Danforth is an applied mathematician interested in modeling a variety of physical, biological, and social phenomenon. He has applied principles of chaos theory to improve weather forecasts as a member of the Mathematics and Climate Research Network, and developed a real-time remote sensor of global happiness using messages from Twitter: the Hedonometer. Danforth co-runs the Computational Story Lab with Peter Dodds, and helps run UVM's reading group on complexity.
Laurent studies the interaction of structure and dynamics. His research involves network theory, statistical physics and nonlinear dynamics along with their applications in epidemiology, ecology, biology, and sociology. Recent projects include comparing complex networks of different nature, the coevolution of human behavior and infectious diseases, understanding the role of forest shape in determining stability of tropical forests, as well as the impact of echo chambers in political discussions.

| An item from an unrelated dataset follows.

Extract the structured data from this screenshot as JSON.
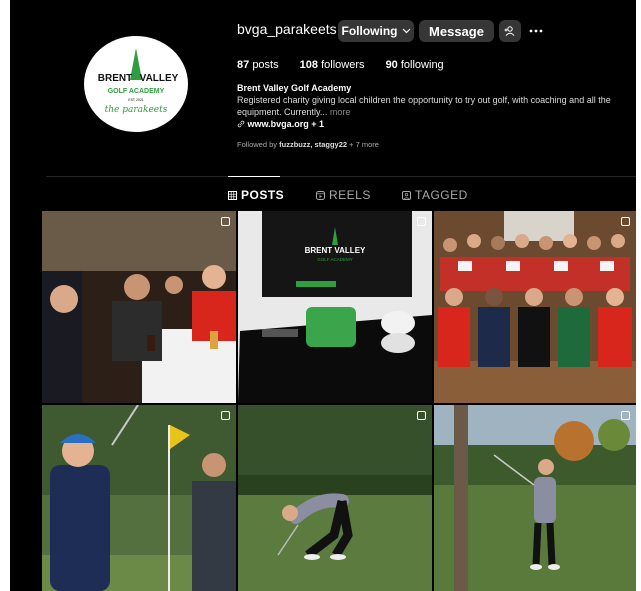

Hines' work broadly focuses on finding ways to make electric energy more reliable, more affordable, with less environmental impact. Particular topics of interest include understanding the mechanisms by which small problems in the power grid become large blackouts, identifying and mitigating the stresses caused by large amounts of electric vehicle charging, and quantifying the impact of high penetrations of wind/solar on electricity systems.
Bagrow's interests include: Complex Networks (community detection, social modeling and human dynamics, statistical phenomena, graph similarity and isomorphism), Statistical Physics (non-equilibrium methods, phase transitions, percolation, interacting particle systems, spin glasses), and Optimization(glassy techniques such as simulated/quantum annealing, (non-gradient) minimization of noisy objective functions).